How does gut health affect your thyroid gland?
Inflammation in the gut is the sign that the intestinal mucosa, the epithelial cells that act as guards, protecting us from harmful substances we ingest when we eat, drink, breathe…are damaged. The tight junctions between these cells become opened, allowing the foreign particles to penetrate the gut barrier and get into our blood stream. This condition is called intestinal hyperpermeability or leaky gut and is one of the main causes for autoimmune conditions.
As these foreign particles are not supposed to cross the gut barrier, the body’s immune system triggers a response by producing antibodies. These are special proteins that recognize and fight bacteria and viruses but can also cause a huge systemic inflammation and tissue destruction (including thyroid tissue) and play a key role in development of autoimmune disorders such as Hashimoto’s disease.

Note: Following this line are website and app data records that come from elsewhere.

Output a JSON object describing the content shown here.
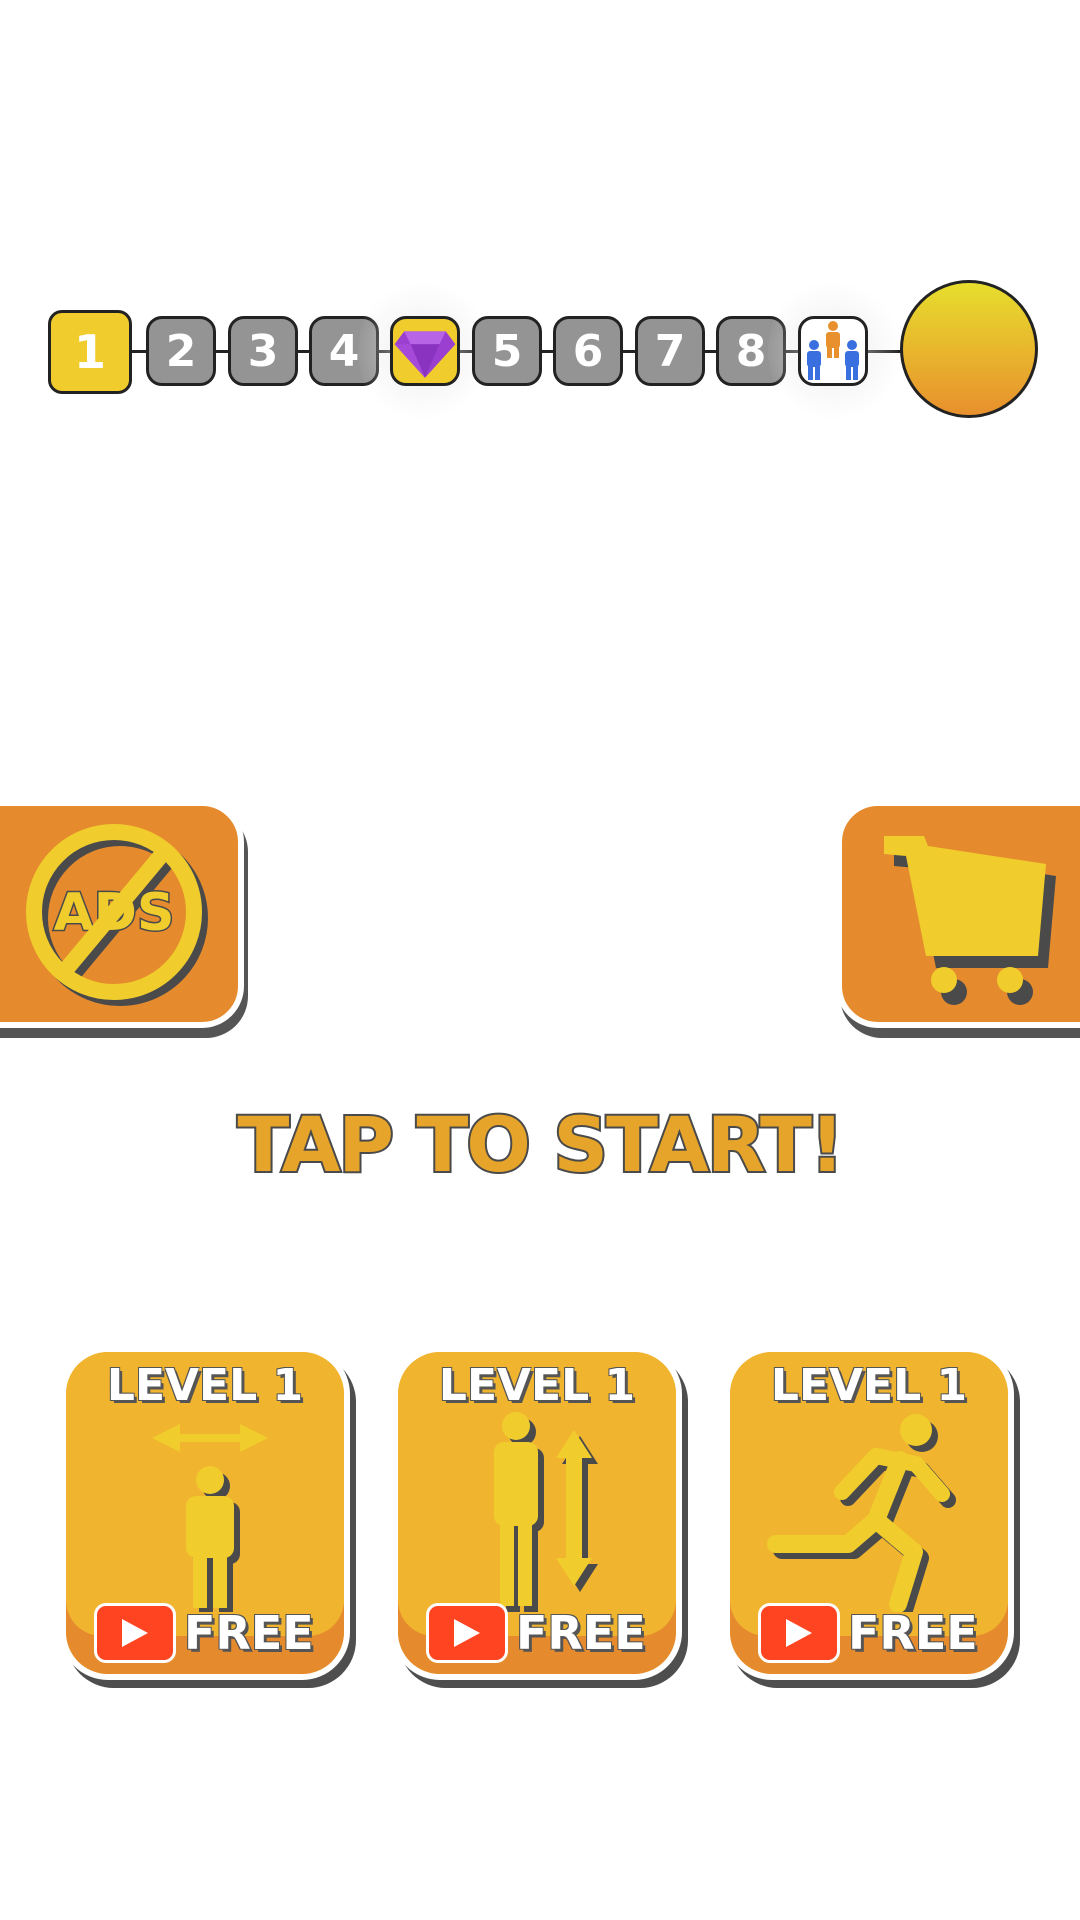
{
  "progress": {
    "steps": [
      {
        "label": "1",
        "state": "current"
      },
      {
        "label": "2",
        "state": "locked"
      },
      {
        "label": "3",
        "state": "locked"
      },
      {
        "label": "4",
        "state": "locked"
      },
      {
        "label": "",
        "state": "gem-reward",
        "icon": "purple-gem-icon"
      },
      {
        "label": "5",
        "state": "locked"
      },
      {
        "label": "6",
        "state": "locked"
      },
      {
        "label": "7",
        "state": "locked"
      },
      {
        "label": "8",
        "state": "locked"
      },
      {
        "label": "",
        "state": "team-reward",
        "icon": "crowd-icon"
      }
    ],
    "goal_icon": "gold-coin-icon"
  },
  "buttons": {
    "no_ads_icon": "no-ads-icon",
    "no_ads_text": "ADS",
    "shop_icon": "shopping-cart-icon"
  },
  "title": "TAP TO START!",
  "upgrades": [
    {
      "level": "LEVEL 1",
      "icon": "width-arrows-person-icon",
      "action": "FREE"
    },
    {
      "level": "LEVEL 1",
      "icon": "height-arrows-person-icon",
      "action": "FREE"
    },
    {
      "level": "LEVEL 1",
      "icon": "running-person-icon",
      "action": "FREE"
    }
  ],
  "colors": {
    "accent_yellow": "#f0cd2d",
    "orange": "#e68b2d",
    "card_yellow": "#f0b42e",
    "locked_gray": "#949494",
    "video_red": "#ff4422",
    "gem_purple": "#9b3fd0"
  }
}
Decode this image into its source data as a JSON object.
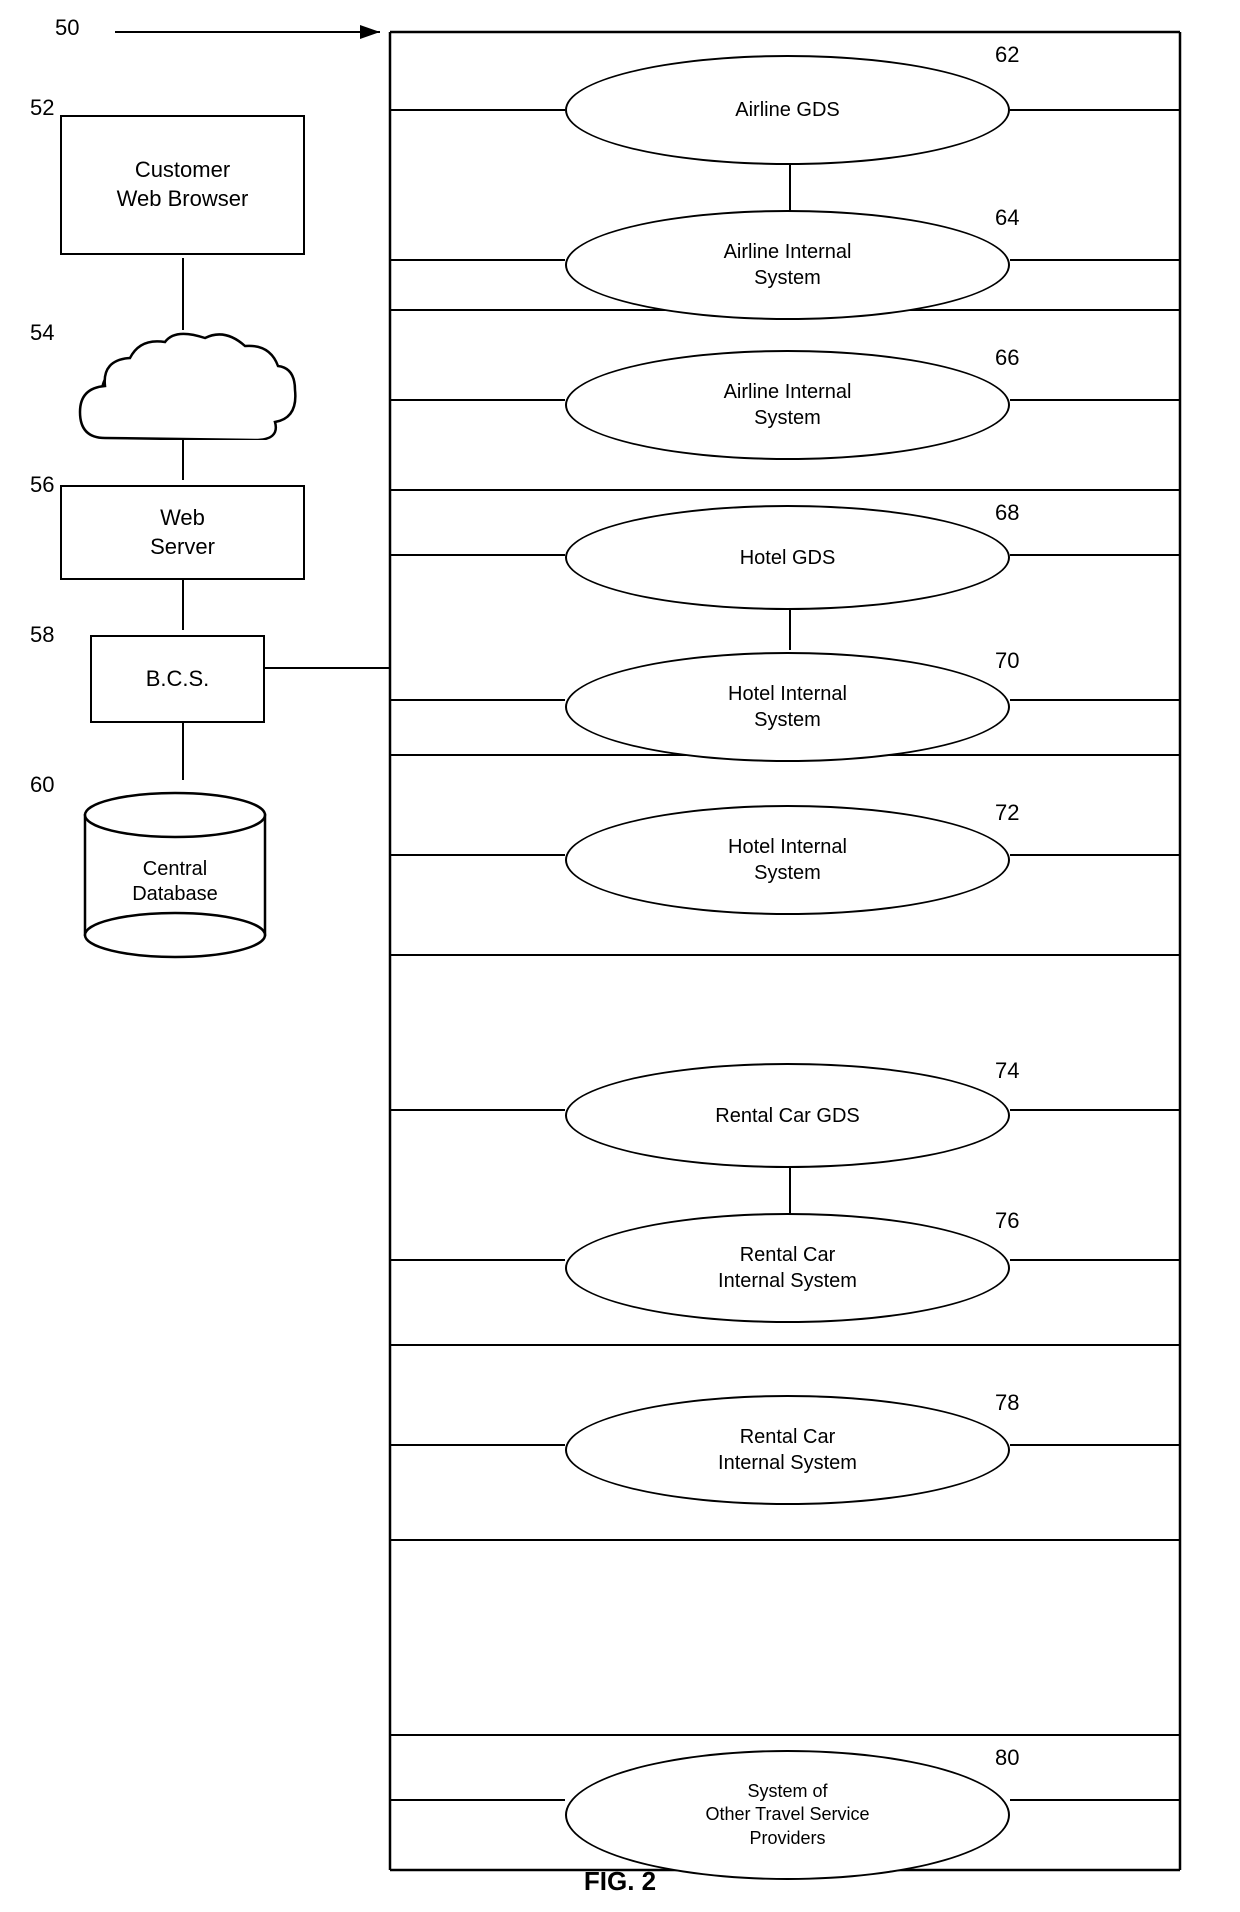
{
  "diagram": {
    "title": "FIG. 2",
    "main_ref": "50",
    "nodes": {
      "customer_web_browser": {
        "label": "Customer\nWeb Browser",
        "ref": "52"
      },
      "internet": {
        "label": "",
        "ref": "54"
      },
      "web_server": {
        "label": "Web\nServer",
        "ref": "56"
      },
      "bcs": {
        "label": "B.C.S.",
        "ref": "58"
      },
      "central_database": {
        "label": "Central\nDatabase",
        "ref": "60"
      },
      "airline_gds": {
        "label": "Airline GDS",
        "ref": "62"
      },
      "airline_internal_1": {
        "label": "Airline Internal\nSystem",
        "ref": "64"
      },
      "airline_internal_2": {
        "label": "Airline Internal\nSystem",
        "ref": "66"
      },
      "hotel_gds": {
        "label": "Hotel GDS",
        "ref": "68"
      },
      "hotel_internal_1": {
        "label": "Hotel Internal\nSystem",
        "ref": "70"
      },
      "hotel_internal_2": {
        "label": "Hotel Internal\nSystem",
        "ref": "72"
      },
      "rental_car_gds": {
        "label": "Rental Car GDS",
        "ref": "74"
      },
      "rental_car_internal_1": {
        "label": "Rental Car\nInternal System",
        "ref": "76"
      },
      "rental_car_internal_2": {
        "label": "Rental Car\nInternal System",
        "ref": "78"
      },
      "other_travel": {
        "label": "System of\nOther Travel Service\nProviders",
        "ref": "80"
      }
    }
  }
}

What is the role of gut bacteria in development of Hashimoto’s disease?
We now know that your gut flora regulates the inflammation in your body by inhibiting the production of pro-inflammatory proteins. Research also suggests that good bacteria in your gut also produces an enzyme that helps convert the inactive thyroid hormone (T4) into the active form (T3). On top of this, healthy gut flora is essential to protect against leaky gut. Diets high in sugar and processed foods and low in vegetables as well as chronic stress negatively affect the health of our microbiome and have major impact on the development of autoimmunity.
What about if I have Hashimoto’s but have no gut problems?
Gut problems don’t always manifest with classic digestive symptoms and autoimmune disease can be the only symptom of your gut problems. Given the close link between autoimmunity and gut health, gut healing should still be one of the top priorities in Hashimoto’s disease. Healing the gut will also prevent further autoimmune issues and reduce systemic inflammation which will also result in better overall quality of life such as better sleep, clearer mind, better weight management and higher energy levels.
How can nutrition help with gut-thyroid imbalances?
Besides leaky gut and imbalanced intestinal microbiota there are other factors that contribute to gut-thyroid issues such as sluggish digestion, constipation, high cortisol levels, low stomach acid, liver issues…A qualified nutritionist will look at all the potential causes and aim to address them with dietary changes and supplements. The treatment will focus on removing dietary triggers as well as restoring the balance through reducing inflammation, re-population of healthy gut bacteria, restoring healthy levels of stomach acid and healing the gut lining. For any further questions contact our Mosman clinic.